Hello dear reader, I am a Nigerian woman who really wishes to meet to you, all I need is $10,000 in Canadian funds and I will travel to you shortly. Please wire to First Lagos Bank Nigeria without delay.
Sounds a bit suspicious, doesn’t it?
It’s hard to imagine that people are still falling for terrible Internet scams from African strangers, but love and loneliness apparently do strange things to a person.
This week, the CBC reported on a New Brunswick man who had his heart and bank account broken by an online romance scam. William Reid sent $10,000 to “Jane” so she could travel from Africa to Canada and live with him.
Unsurprisingly, she didn’t show up.
If that wasn’t bad enough, the fraudsters then called Reid posing as police, saying they’d detained Jane due to immigration problems. They’d let her walk for just $500, so Reid, who’s on social assistance, borrowed money from friends and wired it to the fake officer.
And then his love showed up! No, we’re kidding.
Reid is out over $10,000 with no Jane to show for it. And while police can investigate online scams, it’s difficult to bring anyone to justice; the scammers could be operating anywhere in the world. Ghana and Nigeria are particular hotbeds of online scamming, according to the Canadian Anti-Fraud Centre.
Romance scams are a booming industry, ripping off lovelorn Canadians to the tune of $13.3 million in 2014 alone, and more than $50 million since 2010.
Reid’s experience is typical: a scammer uses social media or a dating site to lure people in. They build a relationship and say they want to meet but, since they live in some faraway spot, need financial help to travel.
Particularly slick criminals will even send gifts to their targets as a way to show their devotion and build trust.
Emergencies like Jane’s immigration problem tend come up during their “travel.” In 2013, Ontario resident Rosanna Leeman connected with “Marc” in Florida, but he had a big business trip to Dubai before he could come and meet her.
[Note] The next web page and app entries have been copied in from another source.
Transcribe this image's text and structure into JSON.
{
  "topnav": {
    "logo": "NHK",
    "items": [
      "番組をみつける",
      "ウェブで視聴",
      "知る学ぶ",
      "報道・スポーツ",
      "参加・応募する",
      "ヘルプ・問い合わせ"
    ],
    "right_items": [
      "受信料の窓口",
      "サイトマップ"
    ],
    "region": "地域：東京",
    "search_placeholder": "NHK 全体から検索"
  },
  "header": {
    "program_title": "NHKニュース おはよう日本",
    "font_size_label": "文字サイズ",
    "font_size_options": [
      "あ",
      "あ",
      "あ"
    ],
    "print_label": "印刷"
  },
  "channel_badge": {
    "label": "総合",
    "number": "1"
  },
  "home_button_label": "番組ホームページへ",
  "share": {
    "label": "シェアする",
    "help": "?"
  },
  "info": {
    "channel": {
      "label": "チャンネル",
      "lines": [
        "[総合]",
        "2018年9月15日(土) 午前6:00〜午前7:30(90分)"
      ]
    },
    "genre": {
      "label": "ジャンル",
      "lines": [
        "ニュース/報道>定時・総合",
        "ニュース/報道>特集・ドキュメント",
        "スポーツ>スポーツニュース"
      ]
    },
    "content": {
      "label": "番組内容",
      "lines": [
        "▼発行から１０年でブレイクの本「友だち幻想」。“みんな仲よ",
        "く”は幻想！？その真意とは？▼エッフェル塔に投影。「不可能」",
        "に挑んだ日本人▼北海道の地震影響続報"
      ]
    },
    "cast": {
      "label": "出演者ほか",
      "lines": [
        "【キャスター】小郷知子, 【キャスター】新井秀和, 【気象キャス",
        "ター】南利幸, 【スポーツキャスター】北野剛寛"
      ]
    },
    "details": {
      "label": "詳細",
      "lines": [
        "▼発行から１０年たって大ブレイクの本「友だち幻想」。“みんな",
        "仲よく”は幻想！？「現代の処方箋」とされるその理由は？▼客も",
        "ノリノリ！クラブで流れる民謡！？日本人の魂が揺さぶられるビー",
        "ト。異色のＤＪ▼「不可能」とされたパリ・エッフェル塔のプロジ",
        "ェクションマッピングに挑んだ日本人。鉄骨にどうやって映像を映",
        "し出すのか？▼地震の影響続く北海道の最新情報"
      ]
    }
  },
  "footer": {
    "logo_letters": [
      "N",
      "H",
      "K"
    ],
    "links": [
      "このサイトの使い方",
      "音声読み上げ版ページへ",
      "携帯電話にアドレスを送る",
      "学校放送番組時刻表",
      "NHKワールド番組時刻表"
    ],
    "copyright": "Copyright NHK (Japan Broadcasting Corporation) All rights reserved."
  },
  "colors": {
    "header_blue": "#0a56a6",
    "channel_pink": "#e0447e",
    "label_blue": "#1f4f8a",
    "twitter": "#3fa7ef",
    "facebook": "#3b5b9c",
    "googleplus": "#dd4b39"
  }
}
While there, he contacted her and said he’d lost his wallet and ID. He needed emergency cash, so Rosanna sent $7,000. Marc and the money disappeared.
These types of emergencies — lost documents, immigration problems and sick relatives needing urgent, expensive care — are among the most common tricks to suck money out of victims.
The Anti-Fraud Centre provides tips and warning signs to protect yourself from a scam. Most importantly though: just don’t send money for any reason!
It won’t buy you love.